**Input material**
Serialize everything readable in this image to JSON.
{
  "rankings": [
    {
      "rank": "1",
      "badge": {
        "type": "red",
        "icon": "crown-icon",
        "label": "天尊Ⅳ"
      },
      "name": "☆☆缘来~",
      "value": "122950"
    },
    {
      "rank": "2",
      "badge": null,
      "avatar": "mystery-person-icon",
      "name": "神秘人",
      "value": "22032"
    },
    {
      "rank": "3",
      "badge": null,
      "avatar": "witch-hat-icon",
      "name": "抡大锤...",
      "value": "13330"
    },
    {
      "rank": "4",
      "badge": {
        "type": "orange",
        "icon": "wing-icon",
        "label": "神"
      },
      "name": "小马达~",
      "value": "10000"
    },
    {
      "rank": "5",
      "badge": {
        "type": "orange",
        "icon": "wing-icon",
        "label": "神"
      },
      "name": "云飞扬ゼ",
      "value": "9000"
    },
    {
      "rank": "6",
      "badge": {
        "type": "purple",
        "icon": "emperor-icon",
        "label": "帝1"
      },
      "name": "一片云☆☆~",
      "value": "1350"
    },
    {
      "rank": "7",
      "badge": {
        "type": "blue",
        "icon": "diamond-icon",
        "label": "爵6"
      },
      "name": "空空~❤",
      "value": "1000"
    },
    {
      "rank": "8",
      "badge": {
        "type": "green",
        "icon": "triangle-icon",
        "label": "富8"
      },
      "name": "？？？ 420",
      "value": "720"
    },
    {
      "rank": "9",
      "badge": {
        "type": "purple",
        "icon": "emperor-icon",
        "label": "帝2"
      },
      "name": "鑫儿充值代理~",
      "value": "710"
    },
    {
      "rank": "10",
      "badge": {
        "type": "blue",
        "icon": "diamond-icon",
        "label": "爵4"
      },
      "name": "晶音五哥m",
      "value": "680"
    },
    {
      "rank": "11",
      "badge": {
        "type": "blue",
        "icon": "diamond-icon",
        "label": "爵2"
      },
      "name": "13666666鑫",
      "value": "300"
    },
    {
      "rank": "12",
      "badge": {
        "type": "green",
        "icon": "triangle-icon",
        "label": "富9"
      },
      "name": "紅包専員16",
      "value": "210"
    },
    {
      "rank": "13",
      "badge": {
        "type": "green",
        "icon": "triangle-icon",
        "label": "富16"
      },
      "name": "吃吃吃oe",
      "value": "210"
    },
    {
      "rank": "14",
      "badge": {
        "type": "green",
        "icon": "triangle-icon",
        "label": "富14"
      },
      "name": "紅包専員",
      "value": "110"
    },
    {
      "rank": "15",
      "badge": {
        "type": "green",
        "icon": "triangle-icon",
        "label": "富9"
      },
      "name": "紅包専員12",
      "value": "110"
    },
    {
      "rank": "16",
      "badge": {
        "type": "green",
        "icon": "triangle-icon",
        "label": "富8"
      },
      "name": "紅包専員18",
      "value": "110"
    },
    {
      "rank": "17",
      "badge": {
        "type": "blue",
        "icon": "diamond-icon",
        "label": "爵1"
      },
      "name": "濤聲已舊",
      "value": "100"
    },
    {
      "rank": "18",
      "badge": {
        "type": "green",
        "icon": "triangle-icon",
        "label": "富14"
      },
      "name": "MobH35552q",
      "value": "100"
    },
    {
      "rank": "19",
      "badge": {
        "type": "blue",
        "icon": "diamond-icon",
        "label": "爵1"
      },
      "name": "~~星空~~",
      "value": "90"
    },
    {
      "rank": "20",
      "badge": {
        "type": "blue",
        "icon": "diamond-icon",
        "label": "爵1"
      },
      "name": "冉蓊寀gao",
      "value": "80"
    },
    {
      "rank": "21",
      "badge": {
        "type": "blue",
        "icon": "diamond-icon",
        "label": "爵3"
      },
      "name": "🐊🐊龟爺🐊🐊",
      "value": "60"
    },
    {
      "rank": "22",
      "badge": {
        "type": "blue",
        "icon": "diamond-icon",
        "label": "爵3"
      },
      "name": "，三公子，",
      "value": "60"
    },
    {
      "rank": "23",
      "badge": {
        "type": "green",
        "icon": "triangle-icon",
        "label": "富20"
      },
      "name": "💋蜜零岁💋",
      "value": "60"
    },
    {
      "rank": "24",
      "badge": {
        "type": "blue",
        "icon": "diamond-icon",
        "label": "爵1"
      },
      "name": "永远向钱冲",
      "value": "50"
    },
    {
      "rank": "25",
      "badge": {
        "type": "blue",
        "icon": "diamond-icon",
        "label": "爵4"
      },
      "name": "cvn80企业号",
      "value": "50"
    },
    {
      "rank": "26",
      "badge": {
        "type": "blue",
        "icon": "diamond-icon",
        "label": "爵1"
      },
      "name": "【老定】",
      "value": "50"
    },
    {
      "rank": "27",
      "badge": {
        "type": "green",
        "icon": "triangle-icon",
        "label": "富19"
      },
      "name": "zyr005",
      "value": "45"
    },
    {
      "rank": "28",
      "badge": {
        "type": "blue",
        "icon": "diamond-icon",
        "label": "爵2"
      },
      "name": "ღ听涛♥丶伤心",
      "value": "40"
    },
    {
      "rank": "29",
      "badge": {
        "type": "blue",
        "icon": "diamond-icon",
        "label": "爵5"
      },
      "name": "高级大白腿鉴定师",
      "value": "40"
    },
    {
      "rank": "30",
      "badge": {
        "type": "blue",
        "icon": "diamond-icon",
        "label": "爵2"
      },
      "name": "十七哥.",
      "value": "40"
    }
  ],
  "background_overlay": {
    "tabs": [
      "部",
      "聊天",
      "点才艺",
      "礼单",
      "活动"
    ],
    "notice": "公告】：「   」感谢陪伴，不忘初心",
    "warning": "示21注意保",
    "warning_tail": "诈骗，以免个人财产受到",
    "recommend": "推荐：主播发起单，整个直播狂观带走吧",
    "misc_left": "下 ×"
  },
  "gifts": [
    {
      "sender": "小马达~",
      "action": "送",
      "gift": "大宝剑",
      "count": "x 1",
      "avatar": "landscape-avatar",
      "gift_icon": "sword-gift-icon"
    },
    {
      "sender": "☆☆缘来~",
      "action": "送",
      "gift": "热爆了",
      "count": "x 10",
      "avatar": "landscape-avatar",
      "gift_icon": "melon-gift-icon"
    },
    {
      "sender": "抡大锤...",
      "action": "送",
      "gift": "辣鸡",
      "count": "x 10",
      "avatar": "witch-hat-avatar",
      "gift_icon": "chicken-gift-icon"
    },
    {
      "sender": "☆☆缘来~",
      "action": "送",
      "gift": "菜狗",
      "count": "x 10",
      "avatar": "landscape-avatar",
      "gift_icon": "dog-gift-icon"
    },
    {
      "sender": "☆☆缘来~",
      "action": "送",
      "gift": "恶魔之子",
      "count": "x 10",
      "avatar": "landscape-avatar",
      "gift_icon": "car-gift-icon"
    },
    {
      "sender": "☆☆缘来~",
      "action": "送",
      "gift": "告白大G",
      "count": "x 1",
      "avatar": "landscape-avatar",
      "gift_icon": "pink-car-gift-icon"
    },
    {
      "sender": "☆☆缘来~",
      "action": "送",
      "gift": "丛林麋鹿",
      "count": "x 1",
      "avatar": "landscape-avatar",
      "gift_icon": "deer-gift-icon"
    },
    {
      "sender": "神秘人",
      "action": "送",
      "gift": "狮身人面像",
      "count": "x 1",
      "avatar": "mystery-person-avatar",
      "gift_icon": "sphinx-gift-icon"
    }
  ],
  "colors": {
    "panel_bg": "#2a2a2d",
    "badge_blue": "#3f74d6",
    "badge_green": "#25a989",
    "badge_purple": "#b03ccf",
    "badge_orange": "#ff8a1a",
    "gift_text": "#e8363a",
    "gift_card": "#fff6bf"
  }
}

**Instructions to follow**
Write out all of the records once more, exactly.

**Output of the task**
Serialize everything readable in this image to JSON.
{
  "rankings": [
    {
      "rank": "1",
      "badge": {
        "type": "red",
        "icon": "crown-icon",
        "label": "天尊Ⅳ"
      },
      "name": "☆☆缘来~",
      "value": "122950"
    },
    {
      "rank": "2",
      "badge": null,
      "avatar": "mystery-person-icon",
      "name": "神秘人",
      "value": "22032"
    },
    {
      "rank": "3",
      "badge": null,
      "avatar": "witch-hat-icon",
      "name": "抡大锤...",
      "value": "13330"
    },
    {
      "rank": "4",
      "badge": {
        "type": "orange",
        "icon": "wing-icon",
        "label": "神"
      },
      "name": "小马达~",
      "value": "10000"
    },
    {
      "rank": "5",
      "badge": {
        "type": "orange",
        "icon": "wing-icon",
        "label": "神"
      },
      "name": "云飞扬ゼ",
      "value": "9000"
    },
    {
      "rank": "6",
      "badge": {
        "type": "purple",
        "icon": "emperor-icon",
        "label": "帝1"
      },
      "name": "一片云☆☆~",
      "value": "1350"
    },
    {
      "rank": "7",
      "badge": {
        "type": "blue",
        "icon": "diamond-icon",
        "label": "爵6"
      },
      "name": "空空~❤",
      "value": "1000"
    },
    {
      "rank": "8",
      "badge": {
        "type": "green",
        "icon": "triangle-icon",
        "label": "富8"
      },
      "name": "？？？ 420",
      "value": "720"
    },
    {
      "rank": "9",
      "badge": {
        "type": "purple",
        "icon": "emperor-icon",
        "label": "帝2"
      },
      "name": "鑫儿充值代理~",
      "value": "710"
    },
    {
      "rank": "10",
      "badge": {
        "type": "blue",
        "icon": "diamond-icon",
        "label": "爵4"
      },
      "name": "晶音五哥m",
      "value": "680"
    },
    {
      "rank": "11",
      "badge": {
        "type": "blue",
        "icon": "diamond-icon",
        "label": "爵2"
      },
      "name": "13666666鑫",
      "value": "300"
    },
    {
      "rank": "12",
      "badge": {
        "type": "green",
        "icon": "triangle-icon",
        "label": "富9"
      },
      "name": "紅包専員16",
      "value": "210"
    },
    {
      "rank": "13",
      "badge": {
        "type": "green",
        "icon": "triangle-icon",
        "label": "富16"
      },
      "name": "吃吃吃oe",
      "value": "210"
    },
    {
      "rank": "14",
      "badge": {
        "type": "green",
        "icon": "triangle-icon",
        "label": "富14"
      },
      "name": "紅包専員",
      "value": "110"
    },
    {
      "rank": "15",
      "badge": {
        "type": "green",
        "icon": "triangle-icon",
        "label": "富9"
      },
      "name": "紅包専員12",
      "value": "110"
    },
    {
      "rank": "16",
      "badge": {
        "type": "green",
        "icon": "triangle-icon",
        "label": "富8"
      },
      "name": "紅包専員18",
      "value": "110"
    },
    {
      "rank": "17",
      "badge": {
        "type": "blue",
        "icon": "diamond-icon",
        "label": "爵1"
      },
      "name": "濤聲已舊",
      "value": "100"
    },
    {
      "rank": "18",
      "badge": {
        "type": "green",
        "icon": "triangle-icon",
        "label": "富14"
      },
      "name": "MobH35552q",
      "value": "100"
    },
    {
      "rank": "19",
      "badge": {
        "type": "blue",
        "icon": "diamond-icon",
        "label": "爵1"
      },
      "name": "~~星空~~",
      "value": "90"
    },
    {
      "rank": "20",
      "badge": {
        "type": "blue",
        "icon": "diamond-icon",
        "label": "爵1"
      },
      "name": "冉蓊寀gao",
      "value": "80"
    },
    {
      "rank": "21",
      "badge": {
        "type": "blue",
        "icon": "diamond-icon",
        "label": "爵3"
      },
      "name": "🐊🐊龟爺🐊🐊",
      "value": "60"
    },
    {
      "rank": "22",
      "badge": {
        "type": "blue",
        "icon": "diamond-icon",
        "label": "爵3"
      },
      "name": "，三公子，",
      "value": "60"
    },
    {
      "rank": "23",
      "badge": {
        "type": "green",
        "icon": "triangle-icon",
        "label": "富20"
      },
      "name": "💋蜜零岁💋",
      "value": "60"
    },
    {
      "rank": "24",
      "badge": {
        "type": "blue",
        "icon": "diamond-icon",
        "label": "爵1"
      },
      "name": "永远向钱冲",
      "value": "50"
    },
    {
      "rank": "25",
      "badge": {
        "type": "blue",
        "icon": "diamond-icon",
        "label": "爵4"
      },
      "name": "cvn80企业号",
      "value": "50"
    },
    {
      "rank": "26",
      "badge": {
        "type": "blue",
        "icon": "diamond-icon",
        "label": "爵1"
      },
      "name": "【老定】",
      "value": "50"
    },
    {
      "rank": "27",
      "badge": {
        "type": "green",
        "icon": "triangle-icon",
        "label": "富19"
      },
      "name": "zyr005",
      "value": "45"
    },
    {
      "rank": "28",
      "badge": {
        "type": "blue",
        "icon": "diamond-icon",
        "label": "爵2"
      },
      "name": "ღ听涛♥丶伤心",
      "value": "40"
    },
    {
      "rank": "29",
      "badge": {
        "type": "blue",
        "icon": "diamond-icon",
        "label": "爵5"
      },
      "name": "高级大白腿鉴定师",
      "value": "40"
    },
    {
      "rank": "30",
      "badge": {
        "type": "blue",
        "icon": "diamond-icon",
        "label": "爵2"
      },
      "name": "十七哥.",
      "value": "40"
    }
  ],
  "background_overlay": {
    "tabs": [
      "部",
      "聊天",
      "点才艺",
      "礼单",
      "活动"
    ],
    "notice": "公告】：「   」感谢陪伴，不忘初心",
    "warning": "示21注意保",
    "warning_tail": "诈骗，以免个人财产受到",
    "recommend": "推荐：主播发起单，整个直播狂观带走吧",
    "misc_left": "下 ×"
  },
  "gifts": [
    {
      "sender": "小马达~",
      "action": "送",
      "gift": "大宝剑",
      "count": "x 1",
      "avatar": "landscape-avatar",
      "gift_icon": "sword-gift-icon"
    },
    {
      "sender": "☆☆缘来~",
      "action": "送",
      "gift": "热爆了",
      "count": "x 10",
      "avatar": "landscape-avatar",
      "gift_icon": "melon-gift-icon"
    },
    {
      "sender": "抡大锤...",
      "action": "送",
      "gift": "辣鸡",
      "count": "x 10",
      "avatar": "witch-hat-avatar",
      "gift_icon": "chicken-gift-icon"
    },
    {
      "sender": "☆☆缘来~",
      "action": "送",
      "gift": "菜狗",
      "count": "x 10",
      "avatar": "landscape-avatar",
      "gift_icon": "dog-gift-icon"
    },
    {
      "sender": "☆☆缘来~",
      "action": "送",
      "gift": "恶魔之子",
      "count": "x 10",
      "avatar": "landscape-avatar",
      "gift_icon": "car-gift-icon"
    },
    {
      "sender": "☆☆缘来~",
      "action": "送",
      "gift": "告白大G",
      "count": "x 1",
      "avatar": "landscape-avatar",
      "gift_icon": "pink-car-gift-icon"
    },
    {
      "sender": "☆☆缘来~",
      "action": "送",
      "gift": "丛林麋鹿",
      "count": "x 1",
      "avatar": "landscape-avatar",
      "gift_icon": "deer-gift-icon"
    },
    {
      "sender": "神秘人",
      "action": "送",
      "gift": "狮身人面像",
      "count": "x 1",
      "avatar": "mystery-person-avatar",
      "gift_icon": "sphinx-gift-icon"
    }
  ],
  "colors": {
    "panel_bg": "#2a2a2d",
    "badge_blue": "#3f74d6",
    "badge_green": "#25a989",
    "badge_purple": "#b03ccf",
    "badge_orange": "#ff8a1a",
    "gift_text": "#e8363a",
    "gift_card": "#fff6bf"
  }
}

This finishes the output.